DPM Blogs

How Mini-Rail Fixators Can Be Beneficial For Jones Fractures

William Fishco DPM FACFAS
4/12/11 | 10798 reads | 3 comments
A Jones fracture is a fracture of the metaphyseal-diaphyseal junction of the fifth metatarsal base. Fractures in this area are known to have difficulty healing due to the tenuous blood supply to this area. To that end, one may treat these fractures with strict non-weightbearing for a minimum of six weeks or explore surgical options.
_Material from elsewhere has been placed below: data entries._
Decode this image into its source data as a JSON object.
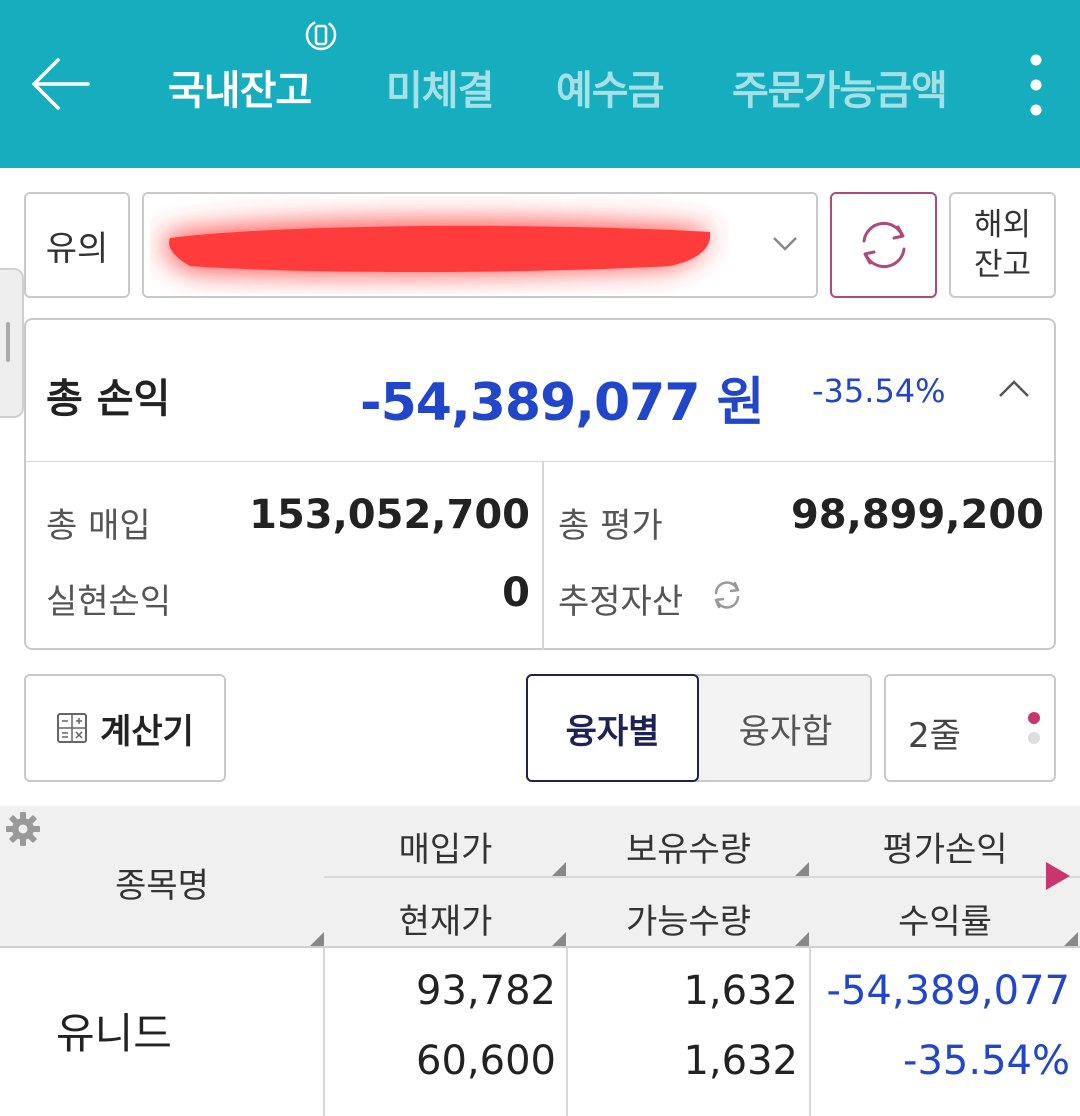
{
  "header": {
    "tabs": [
      {
        "label": "국내잔고",
        "active": true
      },
      {
        "label": "미체결",
        "active": false
      },
      {
        "label": "예수금",
        "active": false
      },
      {
        "label": "주문가능금액",
        "active": false
      }
    ],
    "bg_color": "#16adbf"
  },
  "account": {
    "type_label": "유의",
    "overseas_label_line1": "해외",
    "overseas_label_line2": "잔고"
  },
  "summary": {
    "total_pl_label": "총 손익",
    "total_pl_amount": "-54,389,077 원",
    "total_pl_rate": "-35.54%",
    "total_buy_label": "총 매입",
    "total_buy_value": "153,052,700",
    "total_eval_label": "총 평가",
    "total_eval_value": "98,899,200",
    "realized_label": "실현손익",
    "realized_value": "0",
    "est_assets_label": "추정자산",
    "negative_color": "#2246c9"
  },
  "controls": {
    "calc_label": "계산기",
    "seg_by_loan": "융자별",
    "seg_loan_sum": "융자합",
    "lines_label": "2줄"
  },
  "table": {
    "headers": {
      "name": "종목명",
      "buy_price": "매입가",
      "current_price": "현재가",
      "hold_qty": "보유수량",
      "avail_qty": "가능수량",
      "eval_pl": "평가손익",
      "return_rate": "수익률"
    },
    "rows": [
      {
        "name": "유니드",
        "buy_price": "93,782",
        "current_price": "60,600",
        "hold_qty": "1,632",
        "avail_qty": "1,632",
        "eval_pl": "-54,389,077",
        "return_rate": "-35.54%"
      }
    ]
  }
}
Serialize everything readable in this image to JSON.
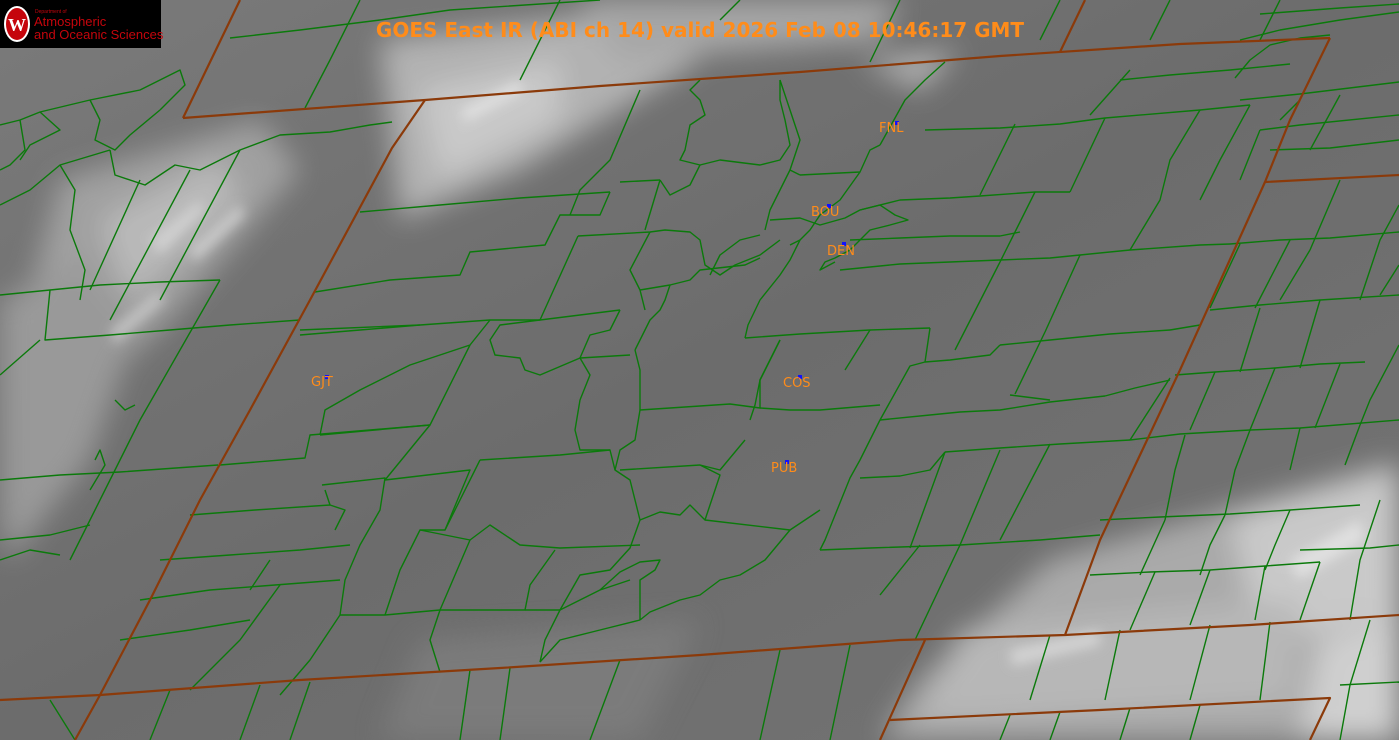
{
  "title": "GOES East IR (ABI ch 14) valid 2026 Feb 08 10:46:17 GMT",
  "logo": {
    "department": "Department of",
    "line1": "Atmospheric",
    "line2": "and Oceanic Sciences",
    "emblem_letter": "W",
    "shield_color": "#c5050c",
    "text_color": "#c5050c"
  },
  "stations": [
    {
      "id": "FNL"
    },
    {
      "id": "BOU"
    },
    {
      "id": "DEN"
    },
    {
      "id": "GJT"
    },
    {
      "id": "COS"
    },
    {
      "id": "PUB"
    }
  ],
  "colors": {
    "title": "#ff8c1a",
    "station_label": "#ff8c1a",
    "station_marker": "#1010ff",
    "county_border": "#0b7a0b",
    "state_border": "#8b3a0a",
    "cloud_field": "#6e6e6e",
    "cloud_bright": "#e6e6e6"
  }
}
Read More.

An Open Letter To Foot And Ankle Orthopedic Surgeons

Patrick DeHeer DPM FACFAS
4/8/11 | 5901 reads | 5 comments
Dear Fellow Foot and Ankle Specialist, I am writing this letter to your group to bring to light a worsening problem between our two groups that is being perpetuated by a handful of members from your group. We are never going to agree on which group is best qualified to take care of foot and ankle pathologies. In reality, though, there is more than enough work for all of us to be very busy. We should try to concentrate on what we have in common: the medical and surgical management of the foot and ankle, and our dedication to healing those placed in our care. Read More.

Can Fibrates Help Improve Sensation In Patients With Diabetic Neuropathy?

David G. Armstrong DPM MD PhD
4/6/11 | 3102 reads | 1 comments
At last year's Diabetic Foot Global Conference (DFCon10), Professor Tony Keech of Sydney, Australia, offered us some tantalizing evidence that fenofibrate had a net protective effect on preventing low-level amputations. While the rationale behind this was not entirely clear, further information at DFCon11 and further data seems to suggest the answer may lie in fenofibrate’s potential microvascular benefits. Read More.

When Patients Ask About Trail Running Shoes

Jenny L Sanders DPM
4/4/11 | 3198 reads | 1 comments
Giving patients guidance on trail running shoes can be a challenge as the design of these shoes is different from non-trail running shoes. Essentially, trail running shoes have a more rugged outsole of varying degrees to facilitate better grip of uneven terrain. They are also lower to the ground and softer for better shock absorption. Read More.

The New Attack Of The Multi-Drug Resistant Organisms

Warren S. Joseph DPM FIDSA
3/30/11 | 4160 reads | 0 comments
I recently returned from the Diabetic Foot Global Conference (DFCon) in Los Angeles. This is always my favorite scientific conference of the year. (I have blogged about it previously http://www.leinfections.com/diabetic-foot/the-olmos-award-and-dfcon-2010/). Read More.

Do You Inject The Plantar Fascia On The First Visit For Plantar Heel Pain?

Doug Richie Jr. DPM FACFAS
3/29/11 | 8599 reads | 8 comments
Over the past 12 months, I have treated three patients who presented with an acute rupture of the plantar fascia. Two of these patients were serious long-distance runners who experienced a crippling “pop” on the bottom of the foot during a run. The other patient tore his fascia pushing an automobile down the street. All three patients had experienced chronic heel pain for several months prior to their acute injury and none of them had ever received a corticosteroid injection. Read More.

How To Avoid Pitfalls When Correcting A Contralateral Underlapping Toe

Ron Raducanu DPM FACFAS
3/25/11 | 3283 reads | 0 comments
One of my first blogs, over a year ago, discussed treatment of a pediatric underlapping toe (see http://www.podiatrytoday.com/blogged/when-a-child-presents-with-an-under... ). Since then, I have operated on the patient’s contralateral toe and I thought it would be nice to provide a follow-up of how things went for this young patient. Read More.

Tarsal Coalition And Restoration Of Rearfoot Motion: Miracle Or Myth?

Neal Blitz DPM FACFAS
3/23/11 | 3407 reads | 2 comments
It is generally understood that the surgical excision of a tarsal coalition will restore motion to the rearfoot and a painful tarsal coalition is an indication to do surgery. However, what does it really mean to “restore motion”? Once this motion is restored, does this once rigid foot now function as a flexible foot? Read More.

Pertinent Pearls On Treating Insertional Tibialis Posterior Tendinitis

William Fishco DPM FACFAS
3/22/11 | 6527 reads | 2 comments
Insertional tibialis posterior tendinitis is a common cause of medial arch pain in adults. We tend to think about this condition in pediatric patients with a large navicular tuberosity and/or an os tibiale externum associated with a flat foot (Kidner foot type). When you have an adult with navicular tuberosity pain who has a normal X-ray and no os tibiale externum, you probably ask yourself, “Now what I am going to do with that?” Read More.